TASK ITEM - Search the records for the string "JSON", then copy each line where it appears.

[Interface dataset entries]
+ + + +
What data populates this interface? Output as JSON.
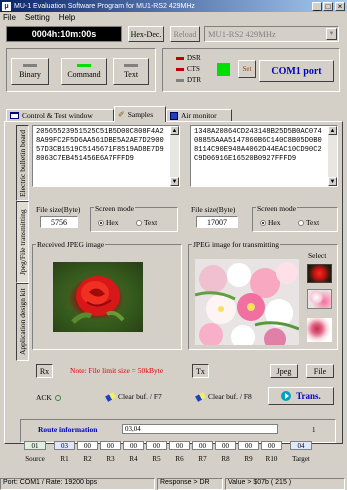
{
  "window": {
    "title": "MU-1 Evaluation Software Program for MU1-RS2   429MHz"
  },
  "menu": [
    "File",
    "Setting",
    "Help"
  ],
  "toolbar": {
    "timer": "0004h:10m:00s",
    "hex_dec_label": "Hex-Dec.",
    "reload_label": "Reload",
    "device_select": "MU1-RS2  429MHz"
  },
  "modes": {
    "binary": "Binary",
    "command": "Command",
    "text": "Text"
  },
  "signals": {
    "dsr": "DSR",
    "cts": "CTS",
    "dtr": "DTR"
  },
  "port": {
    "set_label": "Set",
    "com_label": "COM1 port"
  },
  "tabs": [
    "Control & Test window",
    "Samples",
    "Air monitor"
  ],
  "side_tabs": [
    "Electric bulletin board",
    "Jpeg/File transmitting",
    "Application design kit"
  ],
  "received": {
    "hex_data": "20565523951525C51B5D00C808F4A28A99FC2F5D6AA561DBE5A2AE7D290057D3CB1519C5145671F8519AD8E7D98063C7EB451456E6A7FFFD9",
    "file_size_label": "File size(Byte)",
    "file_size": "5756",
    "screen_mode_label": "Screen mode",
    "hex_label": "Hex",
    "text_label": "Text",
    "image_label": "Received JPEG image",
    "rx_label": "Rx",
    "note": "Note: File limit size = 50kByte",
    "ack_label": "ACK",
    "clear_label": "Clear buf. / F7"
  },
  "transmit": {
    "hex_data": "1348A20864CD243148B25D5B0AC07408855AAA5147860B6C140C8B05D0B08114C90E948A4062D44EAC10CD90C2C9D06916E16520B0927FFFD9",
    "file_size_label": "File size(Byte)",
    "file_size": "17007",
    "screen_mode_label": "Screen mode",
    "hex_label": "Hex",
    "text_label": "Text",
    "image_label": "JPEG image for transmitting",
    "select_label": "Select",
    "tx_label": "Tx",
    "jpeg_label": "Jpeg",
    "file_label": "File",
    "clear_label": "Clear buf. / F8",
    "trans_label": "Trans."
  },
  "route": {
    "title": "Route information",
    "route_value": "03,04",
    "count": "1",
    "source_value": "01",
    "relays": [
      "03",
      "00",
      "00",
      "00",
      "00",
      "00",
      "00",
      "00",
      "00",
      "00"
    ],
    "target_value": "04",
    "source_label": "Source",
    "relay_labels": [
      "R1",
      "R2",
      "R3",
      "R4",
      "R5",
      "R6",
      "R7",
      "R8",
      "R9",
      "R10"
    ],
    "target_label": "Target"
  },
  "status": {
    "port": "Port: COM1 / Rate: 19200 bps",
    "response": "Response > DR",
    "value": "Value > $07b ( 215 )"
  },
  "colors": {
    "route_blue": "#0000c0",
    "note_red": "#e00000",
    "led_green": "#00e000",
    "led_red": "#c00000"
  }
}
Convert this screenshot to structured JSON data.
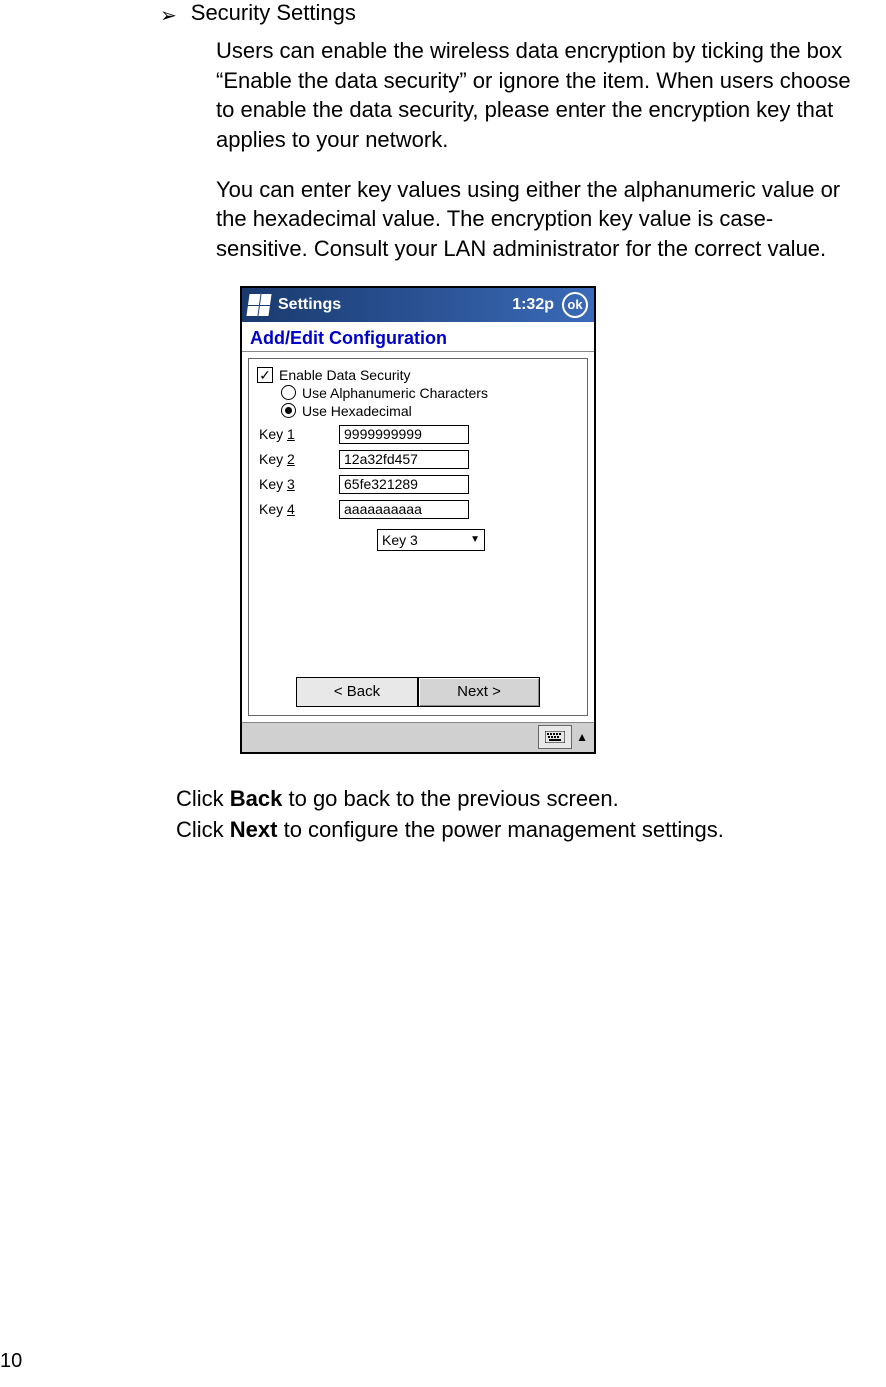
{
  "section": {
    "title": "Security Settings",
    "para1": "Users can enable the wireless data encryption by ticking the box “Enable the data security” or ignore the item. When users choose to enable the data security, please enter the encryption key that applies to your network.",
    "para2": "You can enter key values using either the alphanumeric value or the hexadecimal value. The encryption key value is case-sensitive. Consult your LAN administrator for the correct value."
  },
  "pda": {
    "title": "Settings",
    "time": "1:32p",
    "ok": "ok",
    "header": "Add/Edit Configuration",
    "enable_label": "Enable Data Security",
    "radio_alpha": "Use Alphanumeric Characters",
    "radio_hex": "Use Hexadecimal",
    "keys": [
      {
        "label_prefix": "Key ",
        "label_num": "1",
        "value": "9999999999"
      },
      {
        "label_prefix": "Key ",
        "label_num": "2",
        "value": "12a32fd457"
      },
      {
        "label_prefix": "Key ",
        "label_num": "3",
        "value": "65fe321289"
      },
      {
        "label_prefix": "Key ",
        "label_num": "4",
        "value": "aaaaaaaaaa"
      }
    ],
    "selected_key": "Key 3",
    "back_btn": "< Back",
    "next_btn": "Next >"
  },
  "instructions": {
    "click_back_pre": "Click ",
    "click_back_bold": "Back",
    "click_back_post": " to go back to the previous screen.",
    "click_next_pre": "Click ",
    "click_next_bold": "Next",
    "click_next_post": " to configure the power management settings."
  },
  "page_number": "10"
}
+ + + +
SOLUTION -
What data populates this interface? Output as JSON.
Convert this screenshot to structured JSON data.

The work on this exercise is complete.